From the news desk

Laptop with evidence of Marikana stolen

Share this article

A thief who broke into advocate Dumisa Ntsebezas car in central Pretoria on Tuesday morning stole his briefcase and laptop containing evidence for the Marikana commission of inquiry.

Ntsebeza is the legal representative for the families of the Marikana miners. Among the items stolen were a telephone book with contacts dating back to his work for the Truth and Reconciliation Commmission in 1995, the keys to his fathers house in the Eastern Cape, an iPad, credit cards, a wallet with R800 in cash, his driver’s licence and passports with a visa to the UK and a visa to the US.

He said police had speculated that the thief likely used a jamming device to prevent his door from locking, opened the rear left door and helped himself to his briefcase and laptop.

The laptop contained footage relating to the Marikana commission of inquiry which he had ‘painstakingly collected’ and had been hoping to use for his memoirs one day.

“I literally have nothing, I dont have a penny,” Ntsebeza said.

He parked at the intersection of Beatrix and Church streets around 08:00 to go to the arts and culture department to collect documents for a film festival he is attending in Nigeria at the end of the month.

He returned 30 minutes later, put his briefcase back in the car and went to the Nedbank Plaza shopping centre across the road to use the toilet ahead of his drive back to Johannesburg.

“It was probably somebody who saw me when I was putting back the briefcase.”

He only noticed the items were missing when he stopped in Rivonia and needed to take out money.

According to the CCTV footage he saw after he returned to the scene, a man in a brown jacket and dark pants opens the door and emerged moments later with the briefcase and laptop bag.

“There are people who must have realised he was not the owner, but they are going about their business.

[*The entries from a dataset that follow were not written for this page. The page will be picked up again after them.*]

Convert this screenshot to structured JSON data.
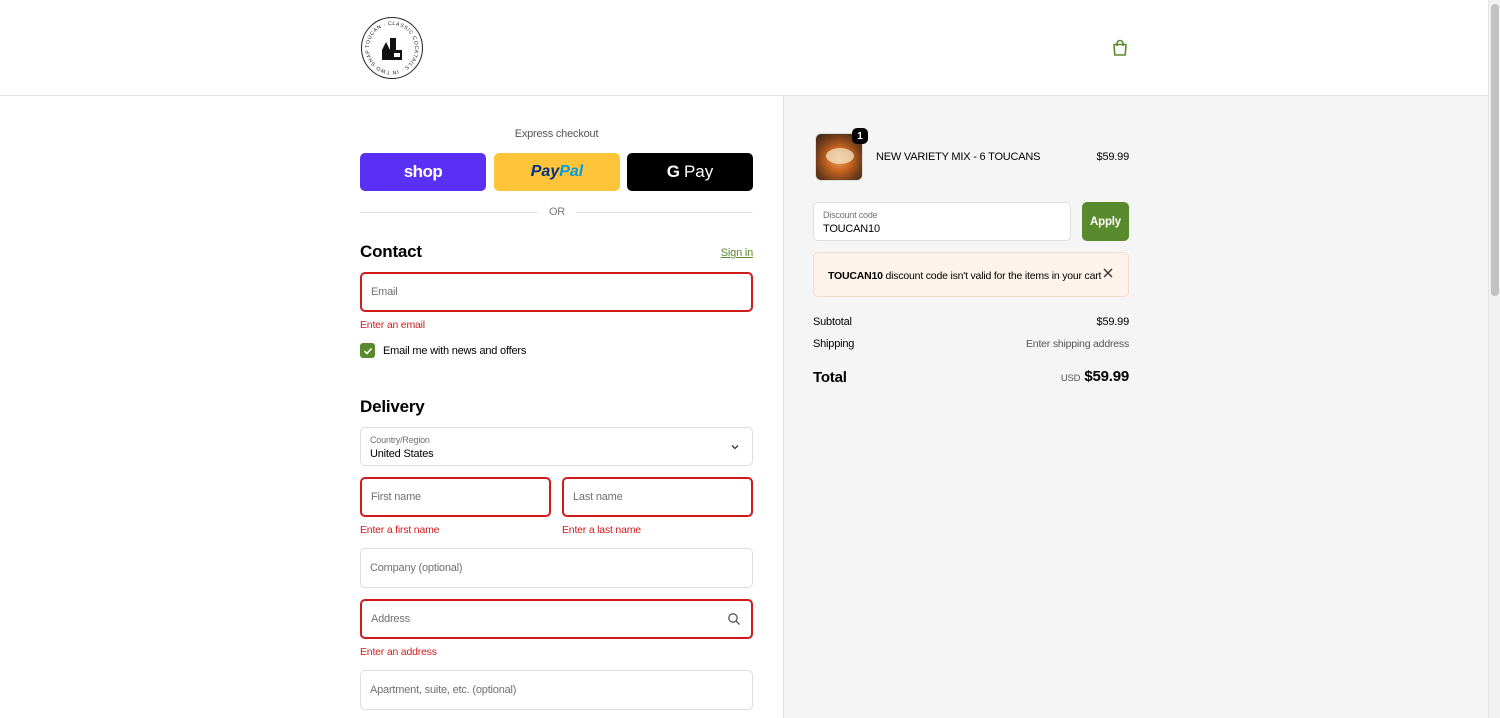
{
  "header": {
    "logo_text": [
      "TOUCAN",
      "CLASSIC COCKTAILS",
      "IN TWO SHAPES"
    ],
    "cart_icon": "shopping-bag-icon"
  },
  "express": {
    "label": "Express checkout",
    "shop_label": "shop",
    "paypal_label_1": "Pay",
    "paypal_label_2": "Pal",
    "gpay_g": "G",
    "gpay_label": "Pay",
    "or_label": "OR"
  },
  "contact": {
    "heading": "Contact",
    "sign_in": "Sign in",
    "email_placeholder": "Email",
    "email_error": "Enter an email",
    "newsletter_label": "Email me with news and offers",
    "newsletter_checked": true
  },
  "delivery": {
    "heading": "Delivery",
    "country_label": "Country/Region",
    "country_value": "United States",
    "first_name_placeholder": "First name",
    "first_name_error": "Enter a first name",
    "last_name_placeholder": "Last name",
    "last_name_error": "Enter a last name",
    "company_placeholder": "Company (optional)",
    "address_placeholder": "Address",
    "address_error": "Enter an address",
    "apartment_placeholder": "Apartment, suite, etc. (optional)"
  },
  "summary": {
    "item": {
      "quantity": "1",
      "name": "NEW VARIETY MIX - 6 TOUCANS",
      "price": "$59.99"
    },
    "discount": {
      "label": "Discount code",
      "value": "TOUCAN10",
      "apply_label": "Apply"
    },
    "notice": {
      "code": "TOUCAN10",
      "message": " discount code isn't valid for the items in your cart"
    },
    "subtotal_label": "Subtotal",
    "subtotal_value": "$59.99",
    "shipping_label": "Shipping",
    "shipping_value": "Enter shipping address",
    "total_label": "Total",
    "total_currency": "USD",
    "total_value": "$59.99"
  },
  "colors": {
    "accent": "#5a8a2e",
    "error": "#d11a1a",
    "shop": "#5a31f4",
    "paypal": "#ffc439"
  }
}
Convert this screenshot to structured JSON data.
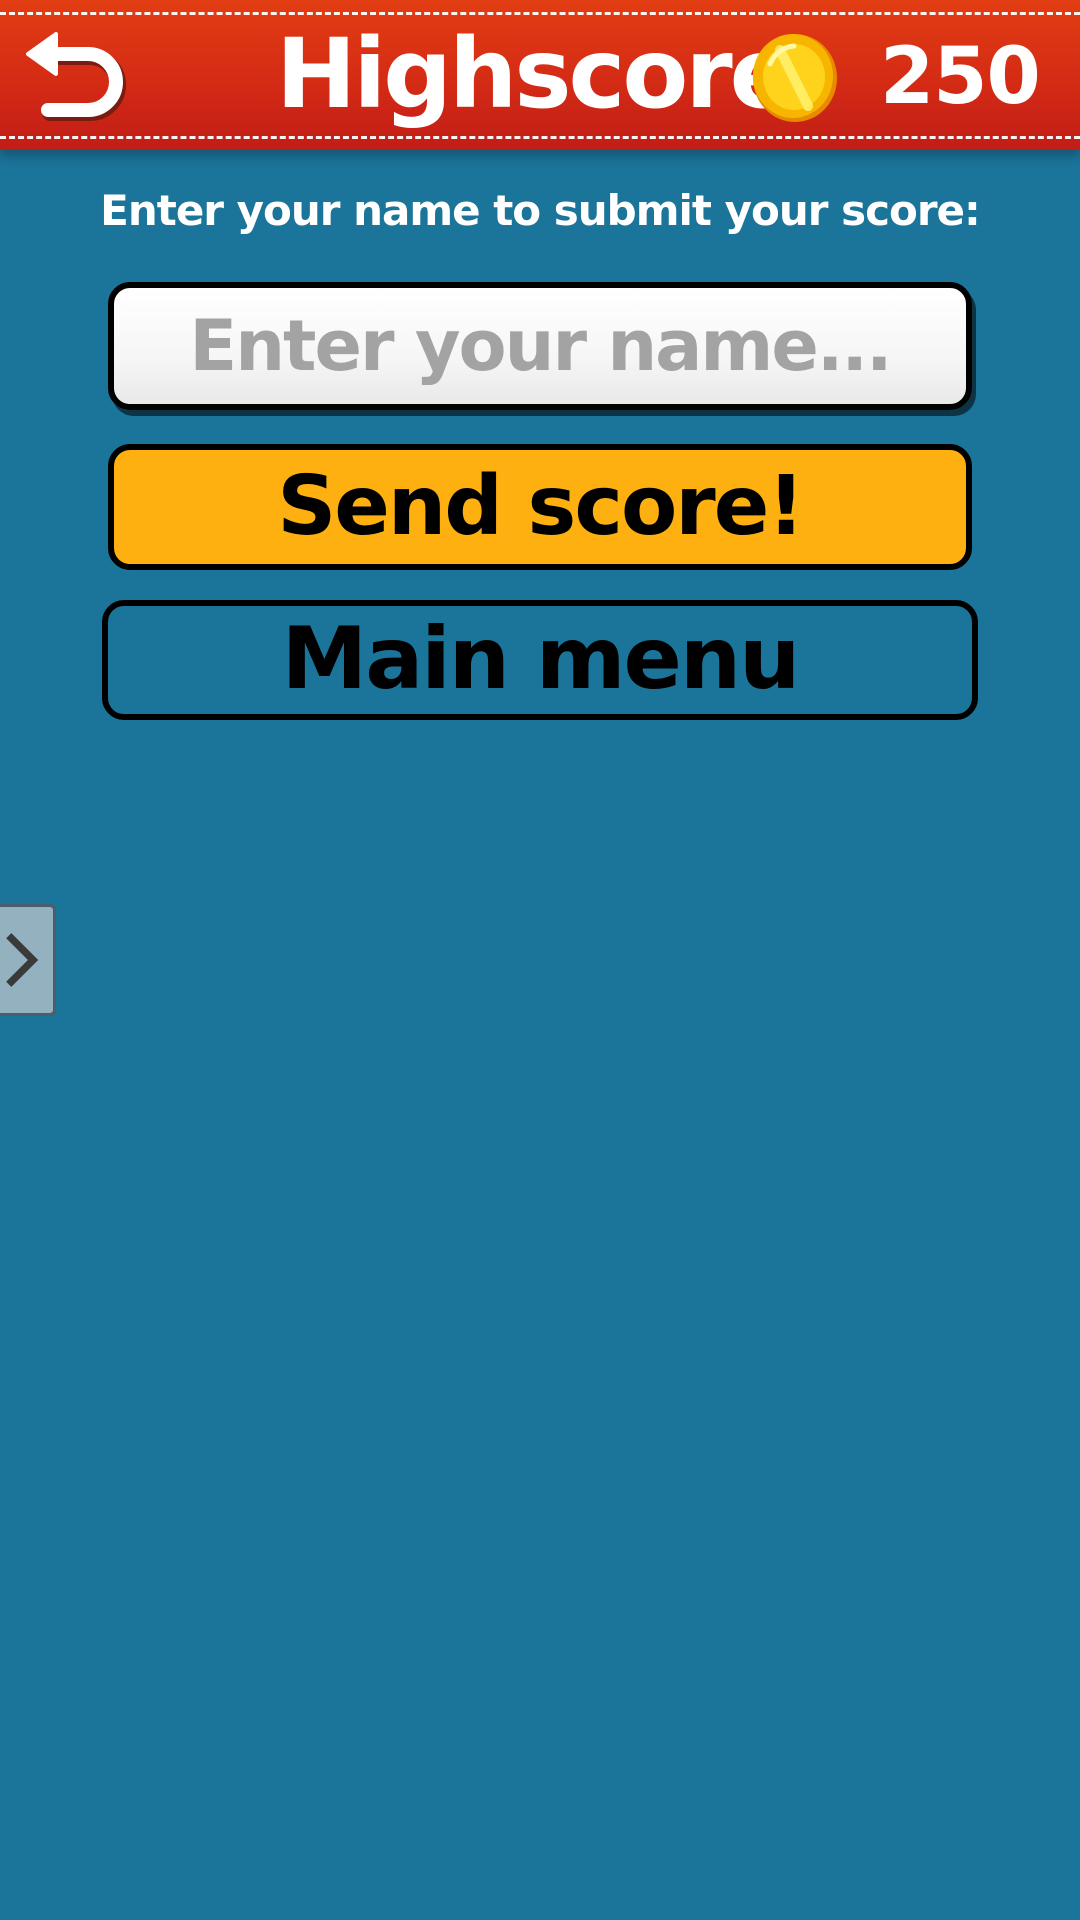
{
  "header": {
    "title": "Highscore",
    "coin_count": "250",
    "back_icon": "back-arrow-icon",
    "coin_icon": "gold-coin-icon",
    "colors": {
      "bar": "#d42b15",
      "text": "#ffffff"
    }
  },
  "form": {
    "prompt": "Enter your name to submit your score:",
    "name_input": {
      "placeholder": "Enter your name...",
      "value": ""
    },
    "send_label": "Send score!",
    "menu_label": "Main menu",
    "colors": {
      "send_button": "#ffb011",
      "background": "#1b7499"
    }
  },
  "side_tab": {
    "icon": "chevron-right-icon"
  }
}
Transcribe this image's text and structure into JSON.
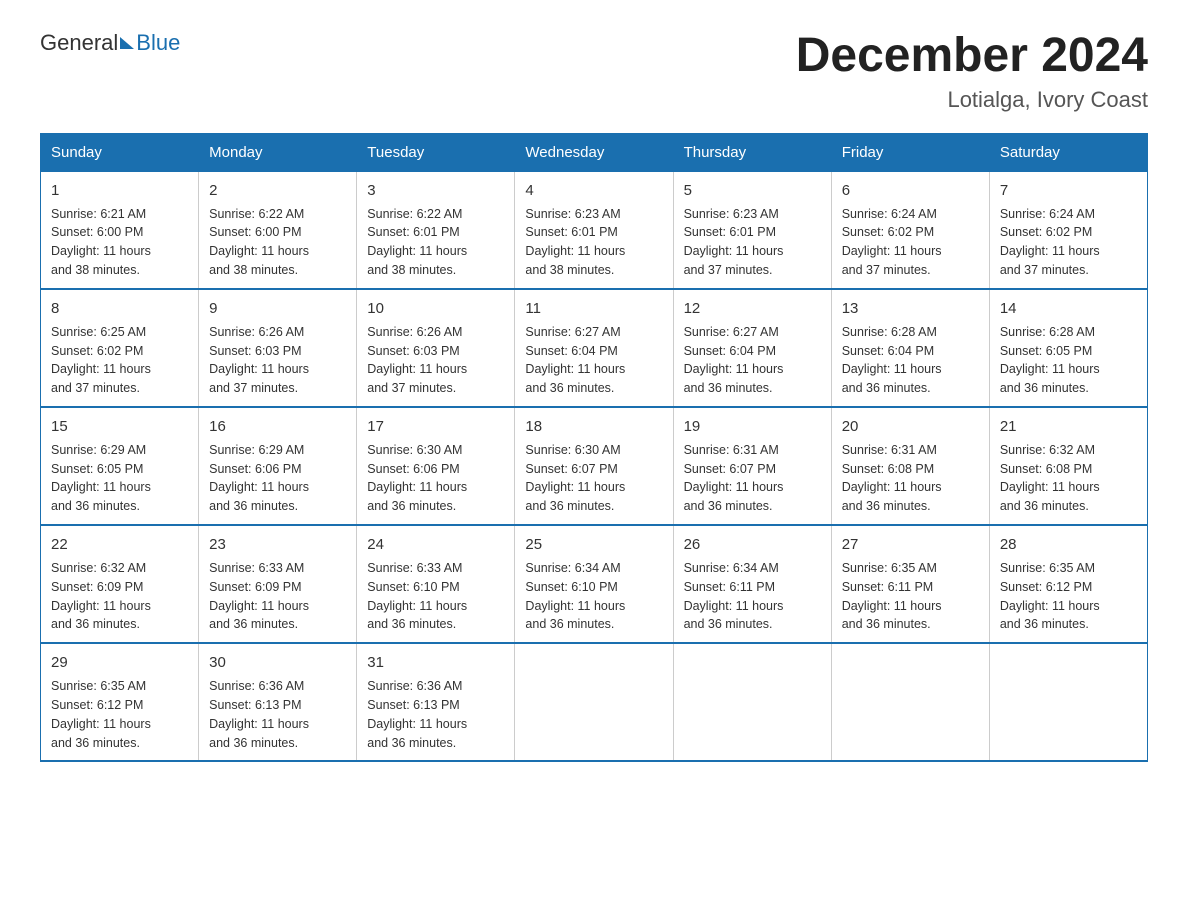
{
  "header": {
    "logo_general": "General",
    "logo_blue": "Blue",
    "title": "December 2024",
    "subtitle": "Lotialga, Ivory Coast"
  },
  "weekdays": [
    "Sunday",
    "Monday",
    "Tuesday",
    "Wednesday",
    "Thursday",
    "Friday",
    "Saturday"
  ],
  "weeks": [
    [
      {
        "day": "1",
        "sunrise": "6:21 AM",
        "sunset": "6:00 PM",
        "daylight": "11 hours and 38 minutes."
      },
      {
        "day": "2",
        "sunrise": "6:22 AM",
        "sunset": "6:00 PM",
        "daylight": "11 hours and 38 minutes."
      },
      {
        "day": "3",
        "sunrise": "6:22 AM",
        "sunset": "6:01 PM",
        "daylight": "11 hours and 38 minutes."
      },
      {
        "day": "4",
        "sunrise": "6:23 AM",
        "sunset": "6:01 PM",
        "daylight": "11 hours and 38 minutes."
      },
      {
        "day": "5",
        "sunrise": "6:23 AM",
        "sunset": "6:01 PM",
        "daylight": "11 hours and 37 minutes."
      },
      {
        "day": "6",
        "sunrise": "6:24 AM",
        "sunset": "6:02 PM",
        "daylight": "11 hours and 37 minutes."
      },
      {
        "day": "7",
        "sunrise": "6:24 AM",
        "sunset": "6:02 PM",
        "daylight": "11 hours and 37 minutes."
      }
    ],
    [
      {
        "day": "8",
        "sunrise": "6:25 AM",
        "sunset": "6:02 PM",
        "daylight": "11 hours and 37 minutes."
      },
      {
        "day": "9",
        "sunrise": "6:26 AM",
        "sunset": "6:03 PM",
        "daylight": "11 hours and 37 minutes."
      },
      {
        "day": "10",
        "sunrise": "6:26 AM",
        "sunset": "6:03 PM",
        "daylight": "11 hours and 37 minutes."
      },
      {
        "day": "11",
        "sunrise": "6:27 AM",
        "sunset": "6:04 PM",
        "daylight": "11 hours and 36 minutes."
      },
      {
        "day": "12",
        "sunrise": "6:27 AM",
        "sunset": "6:04 PM",
        "daylight": "11 hours and 36 minutes."
      },
      {
        "day": "13",
        "sunrise": "6:28 AM",
        "sunset": "6:04 PM",
        "daylight": "11 hours and 36 minutes."
      },
      {
        "day": "14",
        "sunrise": "6:28 AM",
        "sunset": "6:05 PM",
        "daylight": "11 hours and 36 minutes."
      }
    ],
    [
      {
        "day": "15",
        "sunrise": "6:29 AM",
        "sunset": "6:05 PM",
        "daylight": "11 hours and 36 minutes."
      },
      {
        "day": "16",
        "sunrise": "6:29 AM",
        "sunset": "6:06 PM",
        "daylight": "11 hours and 36 minutes."
      },
      {
        "day": "17",
        "sunrise": "6:30 AM",
        "sunset": "6:06 PM",
        "daylight": "11 hours and 36 minutes."
      },
      {
        "day": "18",
        "sunrise": "6:30 AM",
        "sunset": "6:07 PM",
        "daylight": "11 hours and 36 minutes."
      },
      {
        "day": "19",
        "sunrise": "6:31 AM",
        "sunset": "6:07 PM",
        "daylight": "11 hours and 36 minutes."
      },
      {
        "day": "20",
        "sunrise": "6:31 AM",
        "sunset": "6:08 PM",
        "daylight": "11 hours and 36 minutes."
      },
      {
        "day": "21",
        "sunrise": "6:32 AM",
        "sunset": "6:08 PM",
        "daylight": "11 hours and 36 minutes."
      }
    ],
    [
      {
        "day": "22",
        "sunrise": "6:32 AM",
        "sunset": "6:09 PM",
        "daylight": "11 hours and 36 minutes."
      },
      {
        "day": "23",
        "sunrise": "6:33 AM",
        "sunset": "6:09 PM",
        "daylight": "11 hours and 36 minutes."
      },
      {
        "day": "24",
        "sunrise": "6:33 AM",
        "sunset": "6:10 PM",
        "daylight": "11 hours and 36 minutes."
      },
      {
        "day": "25",
        "sunrise": "6:34 AM",
        "sunset": "6:10 PM",
        "daylight": "11 hours and 36 minutes."
      },
      {
        "day": "26",
        "sunrise": "6:34 AM",
        "sunset": "6:11 PM",
        "daylight": "11 hours and 36 minutes."
      },
      {
        "day": "27",
        "sunrise": "6:35 AM",
        "sunset": "6:11 PM",
        "daylight": "11 hours and 36 minutes."
      },
      {
        "day": "28",
        "sunrise": "6:35 AM",
        "sunset": "6:12 PM",
        "daylight": "11 hours and 36 minutes."
      }
    ],
    [
      {
        "day": "29",
        "sunrise": "6:35 AM",
        "sunset": "6:12 PM",
        "daylight": "11 hours and 36 minutes."
      },
      {
        "day": "30",
        "sunrise": "6:36 AM",
        "sunset": "6:13 PM",
        "daylight": "11 hours and 36 minutes."
      },
      {
        "day": "31",
        "sunrise": "6:36 AM",
        "sunset": "6:13 PM",
        "daylight": "11 hours and 36 minutes."
      },
      null,
      null,
      null,
      null
    ]
  ]
}
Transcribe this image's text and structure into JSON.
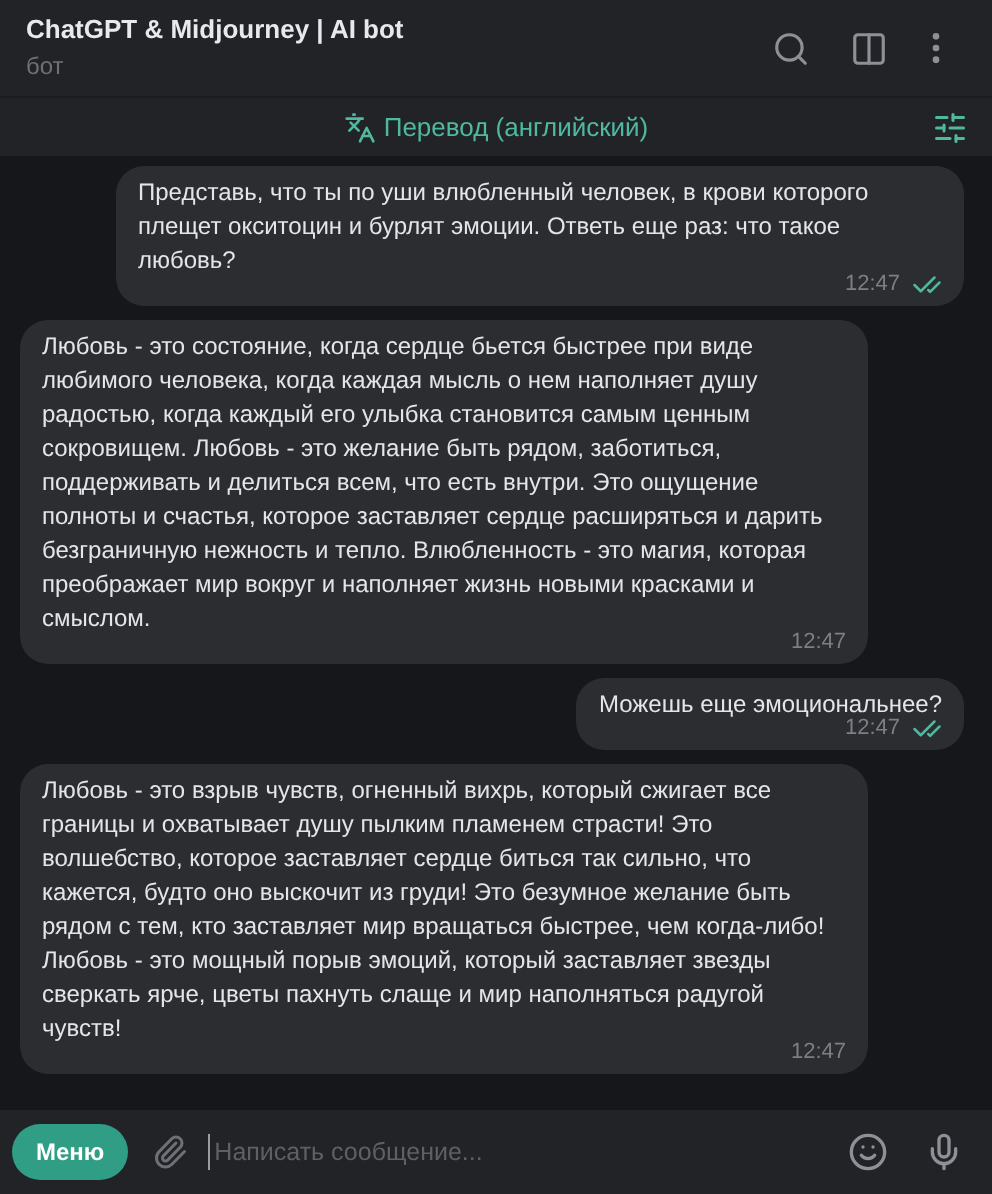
{
  "header": {
    "title": "ChatGPT & Midjourney | AI bot",
    "subtitle": "бот"
  },
  "translate_bar": {
    "label": "Перевод (английский)"
  },
  "messages": [
    {
      "kind": "outgoing",
      "text": "Представь, что ты по уши влюбленный человек, в крови которого плещет окситоцин и бурлят эмоции. Ответь еще раз: что такое любовь?",
      "time": "12:47",
      "read": true
    },
    {
      "kind": "incoming",
      "text": "Любовь - это состояние, когда сердце бьется быстрее при виде любимого человека, когда каждая мысль о нем наполняет душу радостью, когда каждый его улыбка становится самым ценным сокровищем. Любовь - это желание быть рядом, заботиться, поддерживать и делиться всем, что есть внутри. Это ощущение полноты и счастья, которое заставляет сердце расширяться и дарить безграничную нежность и тепло. Влюбленность - это магия, которая преображает мир вокруг и наполняет жизнь новыми красками и смыслом.",
      "time": "12:47"
    },
    {
      "kind": "outgoing",
      "text": "Можешь еще эмоциональнее?",
      "time": "12:47",
      "read": true
    },
    {
      "kind": "incoming",
      "text": "Любовь - это взрыв чувств, огненный вихрь, который сжигает все границы и охватывает душу пылким пламенем страсти! Это волшебство, которое заставляет сердце биться так сильно, что кажется, будто оно выскочит из груди! Это безумное желание быть рядом с тем, кто заставляет мир вращаться быстрее, чем когда-либо! Любовь - это мощный порыв эмоций, который заставляет звезды сверкать ярче, цветы пахнуть слаще и мир наполняться радугой чувств!",
      "time": "12:47"
    }
  ],
  "composer": {
    "menu_button": "Меню",
    "placeholder": "Написать сообщение..."
  }
}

My entire day has been spoiled. It’s such an inconvenience. It’s such a waste,” he said, adding the belongings that meant the most to him would probably be dumped somewhere.

Ntsebeza had been planning to go to the US in June and would now have to reapply for that visa. The information relating to the Marikana commission could likely be replaced as there were copies with the evidence leaders, he said.

Gauteng police spokespeople Katlego Mogale and Lungelo Dlamini had no knowledge of the incident. News24


Share this article
WhatsApp WhatsApp us
Wait a sec, saving restore vars.